(GIVEN DATA begins)
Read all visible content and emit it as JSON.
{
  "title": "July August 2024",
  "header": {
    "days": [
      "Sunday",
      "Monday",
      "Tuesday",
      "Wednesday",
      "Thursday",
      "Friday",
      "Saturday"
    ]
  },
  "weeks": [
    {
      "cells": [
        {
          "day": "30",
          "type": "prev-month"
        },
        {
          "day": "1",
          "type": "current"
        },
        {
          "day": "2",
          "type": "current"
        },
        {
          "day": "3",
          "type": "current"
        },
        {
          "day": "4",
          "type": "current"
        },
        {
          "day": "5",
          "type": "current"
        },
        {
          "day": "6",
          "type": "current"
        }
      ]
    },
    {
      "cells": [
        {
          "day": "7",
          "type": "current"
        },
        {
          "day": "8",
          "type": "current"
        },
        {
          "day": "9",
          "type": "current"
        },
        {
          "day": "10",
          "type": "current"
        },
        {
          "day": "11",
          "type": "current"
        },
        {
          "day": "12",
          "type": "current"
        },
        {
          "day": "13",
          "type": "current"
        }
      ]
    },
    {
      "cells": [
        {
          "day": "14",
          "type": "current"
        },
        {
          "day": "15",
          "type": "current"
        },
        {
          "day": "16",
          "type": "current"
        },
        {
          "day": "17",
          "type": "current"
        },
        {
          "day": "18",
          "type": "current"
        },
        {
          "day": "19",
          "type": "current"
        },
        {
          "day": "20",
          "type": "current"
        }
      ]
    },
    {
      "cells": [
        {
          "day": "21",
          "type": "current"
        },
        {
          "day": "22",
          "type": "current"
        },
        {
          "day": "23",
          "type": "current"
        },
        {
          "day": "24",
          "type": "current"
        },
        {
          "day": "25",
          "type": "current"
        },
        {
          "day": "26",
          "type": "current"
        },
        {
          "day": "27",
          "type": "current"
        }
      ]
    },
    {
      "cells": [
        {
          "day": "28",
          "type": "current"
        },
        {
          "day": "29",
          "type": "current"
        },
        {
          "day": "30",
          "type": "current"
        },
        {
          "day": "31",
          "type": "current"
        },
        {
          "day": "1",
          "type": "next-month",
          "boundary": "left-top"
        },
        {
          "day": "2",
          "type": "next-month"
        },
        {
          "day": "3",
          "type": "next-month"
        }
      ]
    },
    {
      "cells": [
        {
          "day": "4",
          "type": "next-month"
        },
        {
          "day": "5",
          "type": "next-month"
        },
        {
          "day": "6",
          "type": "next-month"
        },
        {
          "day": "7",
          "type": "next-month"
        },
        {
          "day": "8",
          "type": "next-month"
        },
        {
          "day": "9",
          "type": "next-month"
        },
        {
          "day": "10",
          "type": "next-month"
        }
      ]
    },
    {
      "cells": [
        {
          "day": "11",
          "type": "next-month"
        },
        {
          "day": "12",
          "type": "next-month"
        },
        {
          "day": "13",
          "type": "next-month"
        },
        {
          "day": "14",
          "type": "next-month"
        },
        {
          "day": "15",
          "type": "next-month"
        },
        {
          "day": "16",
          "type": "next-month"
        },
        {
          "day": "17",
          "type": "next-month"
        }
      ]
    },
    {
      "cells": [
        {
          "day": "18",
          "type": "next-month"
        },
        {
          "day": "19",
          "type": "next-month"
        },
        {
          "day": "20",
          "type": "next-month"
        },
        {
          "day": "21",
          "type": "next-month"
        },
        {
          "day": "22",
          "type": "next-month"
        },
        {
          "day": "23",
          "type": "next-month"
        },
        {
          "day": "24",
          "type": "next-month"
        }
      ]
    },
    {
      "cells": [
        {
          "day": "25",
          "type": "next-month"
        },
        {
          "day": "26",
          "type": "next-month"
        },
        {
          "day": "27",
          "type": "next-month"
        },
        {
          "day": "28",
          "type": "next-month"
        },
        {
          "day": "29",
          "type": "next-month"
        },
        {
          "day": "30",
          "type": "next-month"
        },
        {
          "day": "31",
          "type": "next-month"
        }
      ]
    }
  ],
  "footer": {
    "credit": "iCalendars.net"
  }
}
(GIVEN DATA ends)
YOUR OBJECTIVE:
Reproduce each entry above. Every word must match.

WRITTEN REPLY:
Read all visible content and emit it as JSON.
{
  "title": "July August 2024",
  "header": {
    "days": [
      "Sunday",
      "Monday",
      "Tuesday",
      "Wednesday",
      "Thursday",
      "Friday",
      "Saturday"
    ]
  },
  "weeks": [
    {
      "cells": [
        {
          "day": "30",
          "type": "prev-month"
        },
        {
          "day": "1",
          "type": "current"
        },
        {
          "day": "2",
          "type": "current"
        },
        {
          "day": "3",
          "type": "current"
        },
        {
          "day": "4",
          "type": "current"
        },
        {
          "day": "5",
          "type": "current"
        },
        {
          "day": "6",
          "type": "current"
        }
      ]
    },
    {
      "cells": [
        {
          "day": "7",
          "type": "current"
        },
        {
          "day": "8",
          "type": "current"
        },
        {
          "day": "9",
          "type": "current"
        },
        {
          "day": "10",
          "type": "current"
        },
        {
          "day": "11",
          "type": "current"
        },
        {
          "day": "12",
          "type": "current"
        },
        {
          "day": "13",
          "type": "current"
        }
      ]
    },
    {
      "cells": [
        {
          "day": "14",
          "type": "current"
        },
        {
          "day": "15",
          "type": "current"
        },
        {
          "day": "16",
          "type": "current"
        },
        {
          "day": "17",
          "type": "current"
        },
        {
          "day": "18",
          "type": "current"
        },
        {
          "day": "19",
          "type": "current"
        },
        {
          "day": "20",
          "type": "current"
        }
      ]
    },
    {
      "cells": [
        {
          "day": "21",
          "type": "current"
        },
        {
          "day": "22",
          "type": "current"
        },
        {
          "day": "23",
          "type": "current"
        },
        {
          "day": "24",
          "type": "current"
        },
        {
          "day": "25",
          "type": "current"
        },
        {
          "day": "26",
          "type": "current"
        },
        {
          "day": "27",
          "type": "current"
        }
      ]
    },
    {
      "cells": [
        {
          "day": "28",
          "type": "current"
        },
        {
          "day": "29",
          "type": "current"
        },
        {
          "day": "30",
          "type": "current"
        },
        {
          "day": "31",
          "type": "current"
        },
        {
          "day": "1",
          "type": "next-month",
          "boundary": "left-top"
        },
        {
          "day": "2",
          "type": "next-month"
        },
        {
          "day": "3",
          "type": "next-month"
        }
      ]
    },
    {
      "cells": [
        {
          "day": "4",
          "type": "next-month"
        },
        {
          "day": "5",
          "type": "next-month"
        },
        {
          "day": "6",
          "type": "next-month"
        },
        {
          "day": "7",
          "type": "next-month"
        },
        {
          "day": "8",
          "type": "next-month"
        },
        {
          "day": "9",
          "type": "next-month"
        },
        {
          "day": "10",
          "type": "next-month"
        }
      ]
    },
    {
      "cells": [
        {
          "day": "11",
          "type": "next-month"
        },
        {
          "day": "12",
          "type": "next-month"
        },
        {
          "day": "13",
          "type": "next-month"
        },
        {
          "day": "14",
          "type": "next-month"
        },
        {
          "day": "15",
          "type": "next-month"
        },
        {
          "day": "16",
          "type": "next-month"
        },
        {
          "day": "17",
          "type": "next-month"
        }
      ]
    },
    {
      "cells": [
        {
          "day": "18",
          "type": "next-month"
        },
        {
          "day": "19",
          "type": "next-month"
        },
        {
          "day": "20",
          "type": "next-month"
        },
        {
          "day": "21",
          "type": "next-month"
        },
        {
          "day": "22",
          "type": "next-month"
        },
        {
          "day": "23",
          "type": "next-month"
        },
        {
          "day": "24",
          "type": "next-month"
        }
      ]
    },
    {
      "cells": [
        {
          "day": "25",
          "type": "next-month"
        },
        {
          "day": "26",
          "type": "next-month"
        },
        {
          "day": "27",
          "type": "next-month"
        },
        {
          "day": "28",
          "type": "next-month"
        },
        {
          "day": "29",
          "type": "next-month"
        },
        {
          "day": "30",
          "type": "next-month"
        },
        {
          "day": "31",
          "type": "next-month"
        }
      ]
    }
  ],
  "footer": {
    "credit": "iCalendars.net"
  }
}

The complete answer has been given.